A sailor who served in the Falklands War has been reunited with his hat, almost 40 years after it went missing.
Richard Farrand was too busy celebrating, as HMS Invincible sailed into Portsmouth at the end of the war, to notice it had disappeared.
Then a 23-year-old leading engineer aboard the famous aircraft carrier, he gave up the vital piece of his Naval uniform as lost for ever amid the relief of returning home after 166 days at sea.
Now almost 40 years later Mr Farrand, 60, has been reunited with his hat after it came into the hands of a military artefacts dealer, who tracked the former sailor down after seeing his name on the inside of the hat.
Richard Farrand has been reunited with his hat (pictured above) almost forty years after returning from the conflict
The dealer had found Mr Farrand, a father-of-two, on Linkedin and had sent a note to the company he works for.
‘I have no idea how I lost it!’ he said. ‘It just disappeared as we sailed back into port and I never thought any more of it.’
To be honest, we all had a few beers on the way back in,’ he said. ‘We had been saving our rations – three cans a day – until we got home.
‘You know what sailors are like. It all passed in a bit of a haze and somewhere along the way the hat went missing.’
Richard Farrand pictured shortly after joining the Royal Navy. His time at sea spanned the 1982 conflict between Britain and Argentina over the Falkland Islands
Mr Farrand, 60, now a commercial diver, has been reunited with his hat after it came into the hands of a military artefacts dealer, who tracked the former sailor down after seeing his name on the inside of the hat
None the worse for being lost for almost four decades, the souvenir of his 14 years in the Royal Navy now once again has pride of place at the 60-year-old’s home in Marsden, West Yorkshire.
The dealer, called Jon, wrote: ‘Richard. Forgive me for contacting you out of the blue. I deal in sporting and military antiques and may have a cap from Invincible that could have been yours.
‘Attached is a photo. Inside it’s marked “LMEM (M) Farrand”. If it was yours I’d be happy to re-unite the two of you should you want it.
‘I know how these can get misplaced over the years. There’d be no charge. Kind regards, Jon.’

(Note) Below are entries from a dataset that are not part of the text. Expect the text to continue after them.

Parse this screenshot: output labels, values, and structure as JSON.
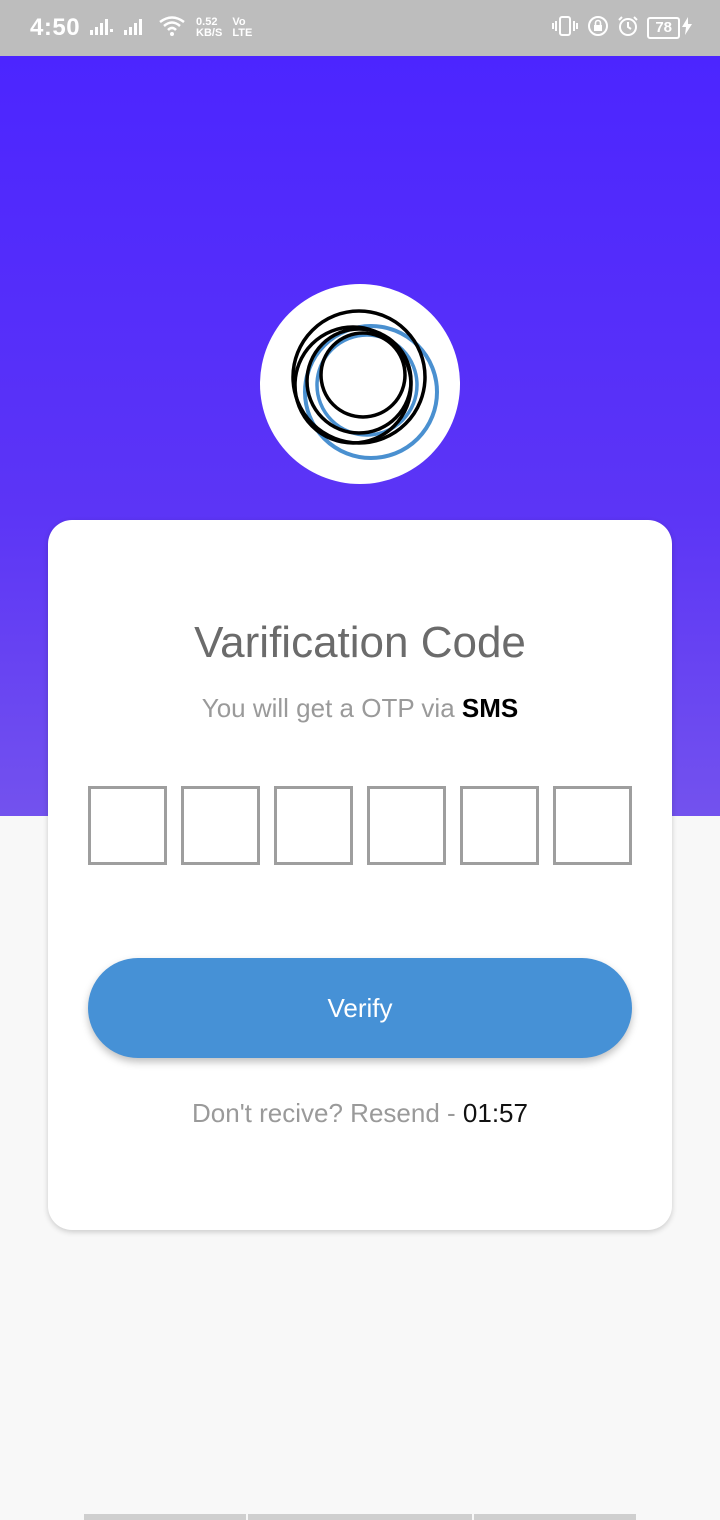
{
  "status_bar": {
    "time": "4:50",
    "speed_value": "0.52",
    "speed_unit": "KB/S",
    "net_top": "Vo",
    "net_bottom": "LTE",
    "battery": "78"
  },
  "card": {
    "title": "Varification Code",
    "subtitle_prefix": "You will get a OTP via",
    "subtitle_emphasis": "SMS",
    "otp_boxes": [
      "",
      "",
      "",
      "",
      "",
      ""
    ],
    "verify_label": "Verify",
    "resend_label": "Don't recive? Resend -",
    "resend_timer": "01:57"
  },
  "colors": {
    "hero_top": "#4c25ff",
    "hero_bottom": "#7352ee",
    "button": "#4691d6",
    "background": "#f8f8f8"
  },
  "icons": [
    "signal-icon",
    "wifi-icon",
    "vibrate-icon",
    "rotation-lock-icon",
    "alarm-icon",
    "battery-icon",
    "charging-icon",
    "app-logo-icon"
  ]
}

Mr Farrand said: ‘I was completely bowled over. I couldn’t believe how generous he was. It has restored my faith in humanity. What a gesture!’
To mark the 35th anniversary of the HMS Invincible returning to Portsmouth after the Falkland’s conflict amateur photographer Chris Bonass has released this previously unseen picture of the homecoming
He joined the navy in 1976 after leaving school. He had a brush with death when his ship, the minesweeper HMS Fittleton, collided with HMS Mermaid and sank in the English Channel.
He was rescued but 12 of the crew lost their lives in the worst Royal Naval Reserve disaster in peacetime.
Recalling his time in the bowels of Invincible in the South Atlantic as a leading marine engineer mechanic, Mr Farrand said he would never forget the constant threat of attack from Argentinian jets.
Richard Farrand aboard the HMS Invincible on duty in the South Atlantic. He was too busy celebrating, as HMS Invincible sailed into Portsmouth at the end of the war, to notice his hat had disappeared
‘I remember once hitting the deck under an attack and you could feel the front of Invincible dip violently as her Sea Dart missiles went off,’ he said.
‘We had some SAS lads on board and they said they would not do our jobs for anything because we were trapped inside a tin can if anything happened.’
His time at sea spanned the 1982 conflict between Britain and Argentina over the Falkland Islands.
Mr Farrand sailed back into Portsmouth following the end of the Falklands War.
Along with sister ship HMS Hermes, the mammoth 19,500-ton warship, HMS Invincible, and her fleet of Sea Harrier jump jets played a key role in the 1982 conflict as British forces took back the Falklands from the Argentinian invaders.
When she returned to Portsmouth in September, tens of thousands of cheering, flag-waving well-wishers thronged the sea front at Portsmouth to welcome her home.
As her crew stood to attention on the flight deck she was accompanied into the harbour by a flotilla of small boats bedecked with red, white and blue bunting.
Mr Farrand served a total of 14 years in the navy and went on to join the police force, where he served for 25 years, before becoming a commercial diver.
He returned to the Falklands last year to remember the 255 British servicemen who lost their lives.
For her part, Invincible later saw service in the Balkans before being decommissioned in 2005 and sold for scrap in 2011.
‘I am just so delighted to have the hat back although I have to admit it does look as if it must have had some adventures since being cast adrift,’ Mr Farrand said.